*Exercise goal*: As you print the data below, keep every line exactly as it is and leave the images behind.

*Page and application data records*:
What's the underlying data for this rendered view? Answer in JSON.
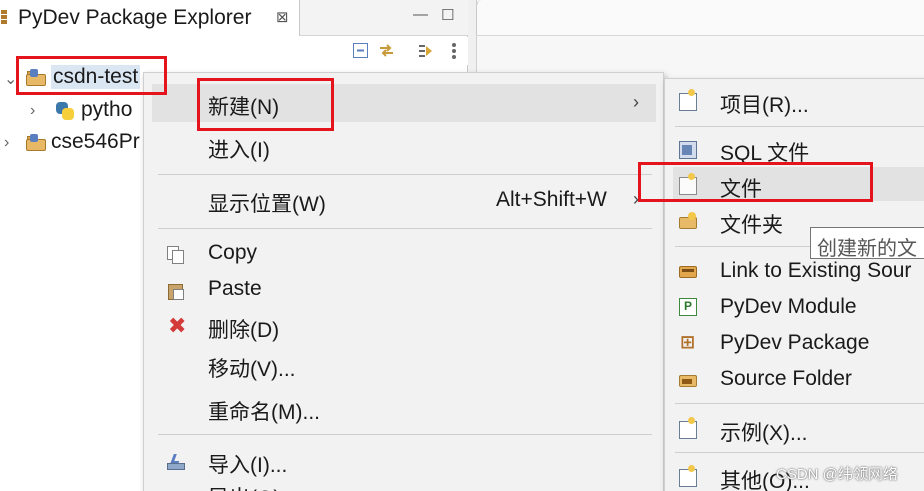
{
  "explorer": {
    "tab_title": "PyDev Package Explorer",
    "tab_close": "⊠",
    "minimize": "—",
    "maximize": "☐",
    "toolbar_icons": [
      "collapse-all-icon",
      "link-with-editor-icon",
      "focus-icon",
      "view-menu-icon"
    ],
    "tree": [
      {
        "label": "csdn-test",
        "expanded": true,
        "icon": "project-icon"
      },
      {
        "label": "pytho",
        "icon": "python-icon",
        "level": 1
      },
      {
        "label": "cse546Pr",
        "expanded": false,
        "icon": "project-icon"
      }
    ]
  },
  "context_menu": {
    "items": [
      {
        "label": "新建(N)",
        "submenu_arrow": "›",
        "highlighted": true
      },
      {
        "label": "进入(I)"
      },
      {
        "label": "显示位置(W)",
        "accelerator": "Alt+Shift+W",
        "submenu_arrow": "›"
      },
      {
        "label": "Copy",
        "icon": "copy-icon"
      },
      {
        "label": "Paste",
        "icon": "paste-icon"
      },
      {
        "label": "删除(D)",
        "icon": "delete-icon"
      },
      {
        "label": "移动(V)..."
      },
      {
        "label": "重命名(M)..."
      },
      {
        "label": "导入(I)...",
        "icon": "import-icon"
      },
      {
        "label": "导出(O)..."
      }
    ]
  },
  "new_submenu": {
    "items": [
      {
        "label": "项目(R)...",
        "icon": "new-project-icon"
      },
      {
        "label": "SQL 文件",
        "icon": "sql-file-icon"
      },
      {
        "label": "文件",
        "icon": "new-file-icon",
        "highlighted": true
      },
      {
        "label": "文件夹",
        "icon": "new-folder-icon"
      },
      {
        "label": "Link to Existing Sour",
        "icon": "link-folder-icon"
      },
      {
        "label": "PyDev Module",
        "icon": "pydev-module-icon"
      },
      {
        "label": "PyDev Package",
        "icon": "pydev-package-icon"
      },
      {
        "label": "Source Folder",
        "icon": "source-folder-icon"
      },
      {
        "label": "示例(X)...",
        "icon": "example-icon"
      },
      {
        "label": "其他(O)...",
        "icon": "other-icon"
      }
    ]
  },
  "tooltip": {
    "text": "创建新的文"
  },
  "annotation": {
    "color": "#e4141d"
  },
  "watermark": {
    "text": "CSDN @纬领网络"
  }
}
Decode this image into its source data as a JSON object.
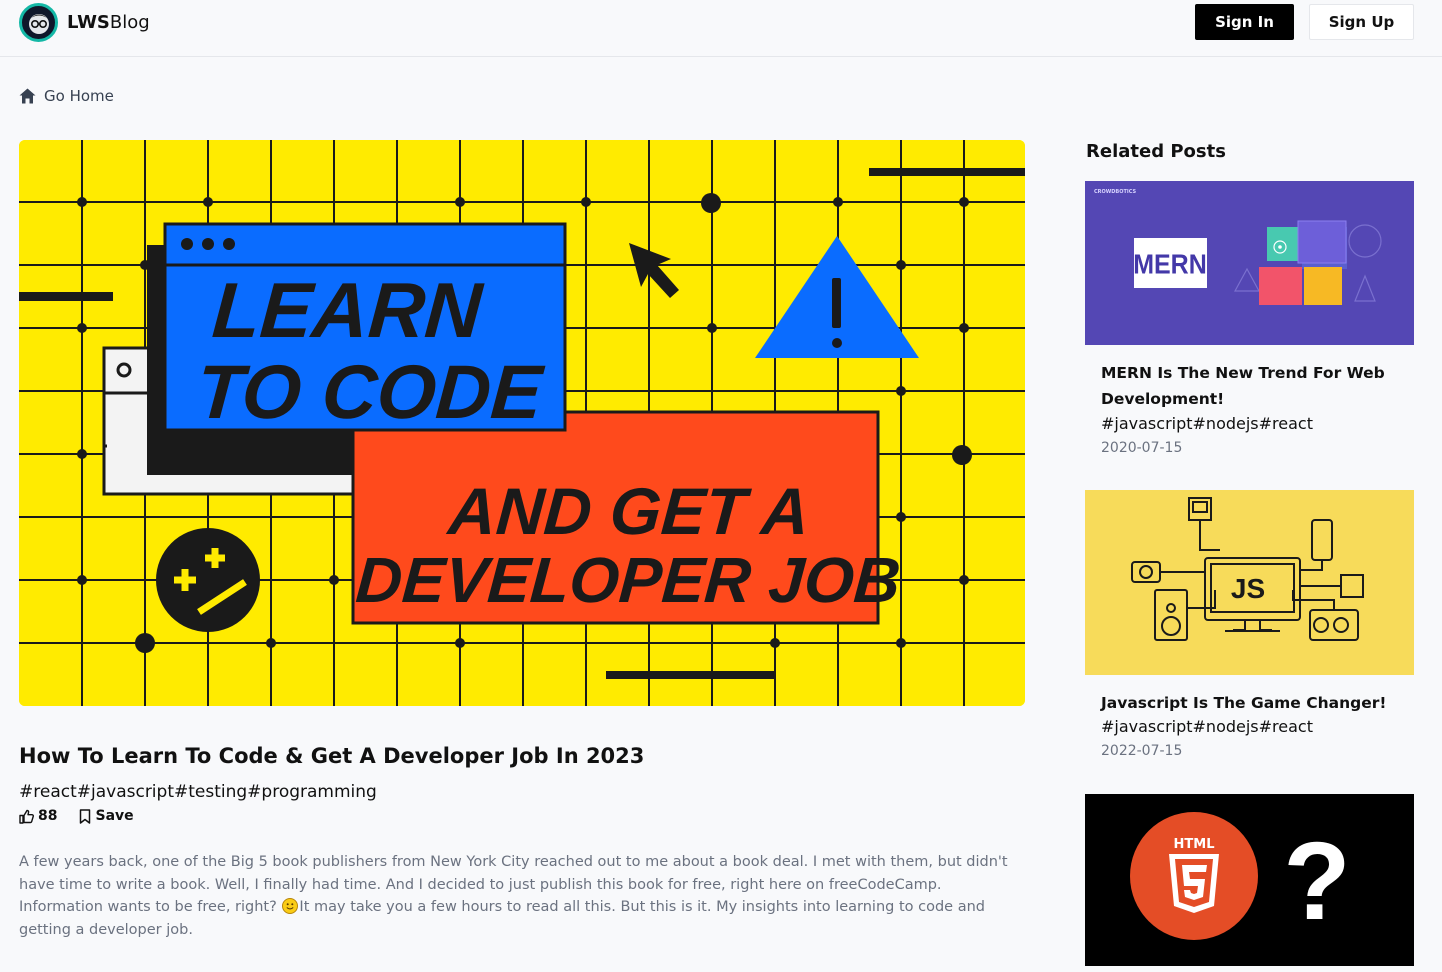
{
  "nav": {
    "brand_bold": "LWS",
    "brand_rest": "Blog",
    "signin": "Sign In",
    "signup": "Sign Up"
  },
  "gohome": "Go Home",
  "hero": {
    "line1": "LEARN",
    "line2": "TO CODE",
    "line3": "AND GET A",
    "line4": "DEVELOPER JOB"
  },
  "post": {
    "title": "How To Learn To Code & Get A Developer Job In 2023",
    "tags": "#react#javascript#testing#programming",
    "likes": "88",
    "save_label": "Save",
    "body_before_emoji": "A few years back, one of the Big 5 book publishers from New York City reached out to me about a book deal. I met with them, but didn't have time to write a book. Well, I finally had time. And I decided to just publish this book for free, right here on freeCodeCamp. Information wants to be free, right? ",
    "body_after_emoji": "It may take you a few hours to read all this. But this is it. My insights into learning to code and getting a developer job."
  },
  "related": {
    "heading": "Related Posts",
    "posts": [
      {
        "title": "MERN Is The New Trend For Web Development!",
        "tags": "#javascript#nodejs#react",
        "date": "2020-07-15",
        "image_text": "MERN",
        "image_caption": "CROWDBOTICS"
      },
      {
        "title": "Javascript Is The Game Changer!",
        "tags": "#javascript#nodejs#react",
        "date": "2022-07-15",
        "image_text": "JS"
      },
      {
        "image_text": "HTML",
        "image_symbol": "?"
      }
    ]
  },
  "colors": {
    "hero_yellow": "#ffeb00",
    "hero_blue": "#0a6cff",
    "hero_red": "#ff4a1c",
    "mern_purple": "#5447b4",
    "js_yellow": "#f7db5a",
    "html_orange": "#e44d26"
  }
}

*Result*:
What's the underlying data for this rendered view? Answer in JSON.
{
  "explorer": {
    "tab_title": "PyDev Package Explorer",
    "tab_close": "⊠",
    "minimize": "—",
    "maximize": "☐",
    "toolbar_icons": [
      "collapse-all-icon",
      "link-with-editor-icon",
      "focus-icon",
      "view-menu-icon"
    ],
    "tree": [
      {
        "label": "csdn-test",
        "expanded": true,
        "icon": "project-icon"
      },
      {
        "label": "pytho",
        "icon": "python-icon",
        "level": 1
      },
      {
        "label": "cse546Pr",
        "expanded": false,
        "icon": "project-icon"
      }
    ]
  },
  "context_menu": {
    "items": [
      {
        "label": "新建(N)",
        "submenu_arrow": "›",
        "highlighted": true
      },
      {
        "label": "进入(I)"
      },
      {
        "label": "显示位置(W)",
        "accelerator": "Alt+Shift+W",
        "submenu_arrow": "›"
      },
      {
        "label": "Copy",
        "icon": "copy-icon"
      },
      {
        "label": "Paste",
        "icon": "paste-icon"
      },
      {
        "label": "删除(D)",
        "icon": "delete-icon"
      },
      {
        "label": "移动(V)..."
      },
      {
        "label": "重命名(M)..."
      },
      {
        "label": "导入(I)...",
        "icon": "import-icon"
      },
      {
        "label": "导出(O)..."
      }
    ]
  },
  "new_submenu": {
    "items": [
      {
        "label": "项目(R)...",
        "icon": "new-project-icon"
      },
      {
        "label": "SQL 文件",
        "icon": "sql-file-icon"
      },
      {
        "label": "文件",
        "icon": "new-file-icon",
        "highlighted": true
      },
      {
        "label": "文件夹",
        "icon": "new-folder-icon"
      },
      {
        "label": "Link to Existing Sour",
        "icon": "link-folder-icon"
      },
      {
        "label": "PyDev Module",
        "icon": "pydev-module-icon"
      },
      {
        "label": "PyDev Package",
        "icon": "pydev-package-icon"
      },
      {
        "label": "Source Folder",
        "icon": "source-folder-icon"
      },
      {
        "label": "示例(X)...",
        "icon": "example-icon"
      },
      {
        "label": "其他(O)...",
        "icon": "other-icon"
      }
    ]
  },
  "tooltip": {
    "text": "创建新的文"
  },
  "annotation": {
    "color": "#e4141d"
  },
  "watermark": {
    "text": "CSDN @纬领网络"
  }
}
Decode this image into its source data as a JSON object.
{
  "nav": {
    "brand_bold": "LWS",
    "brand_rest": "Blog",
    "signin": "Sign In",
    "signup": "Sign Up"
  },
  "gohome": "Go Home",
  "hero": {
    "line1": "LEARN",
    "line2": "TO CODE",
    "line3": "AND GET A",
    "line4": "DEVELOPER JOB"
  },
  "post": {
    "title": "How To Learn To Code & Get A Developer Job In 2023",
    "tags": "#react#javascript#testing#programming",
    "likes": "88",
    "save_label": "Save",
    "body_before_emoji": "A few years back, one of the Big 5 book publishers from New York City reached out to me about a book deal. I met with them, but didn't have time to write a book. Well, I finally had time. And I decided to just publish this book for free, right here on freeCodeCamp. Information wants to be free, right? ",
    "body_after_emoji": "It may take you a few hours to read all this. But this is it. My insights into learning to code and getting a developer job."
  },
  "related": {
    "heading": "Related Posts",
    "posts": [
      {
        "title": "MERN Is The New Trend For Web Development!",
        "tags": "#javascript#nodejs#react",
        "date": "2020-07-15",
        "image_text": "MERN",
        "image_caption": "CROWDBOTICS"
      },
      {
        "title": "Javascript Is The Game Changer!",
        "tags": "#javascript#nodejs#react",
        "date": "2022-07-15",
        "image_text": "JS"
      },
      {
        "image_text": "HTML",
        "image_symbol": "?"
      }
    ]
  },
  "colors": {
    "hero_yellow": "#ffeb00",
    "hero_blue": "#0a6cff",
    "hero_red": "#ff4a1c",
    "mern_purple": "#5447b4",
    "js_yellow": "#f7db5a",
    "html_orange": "#e44d26"
  }
}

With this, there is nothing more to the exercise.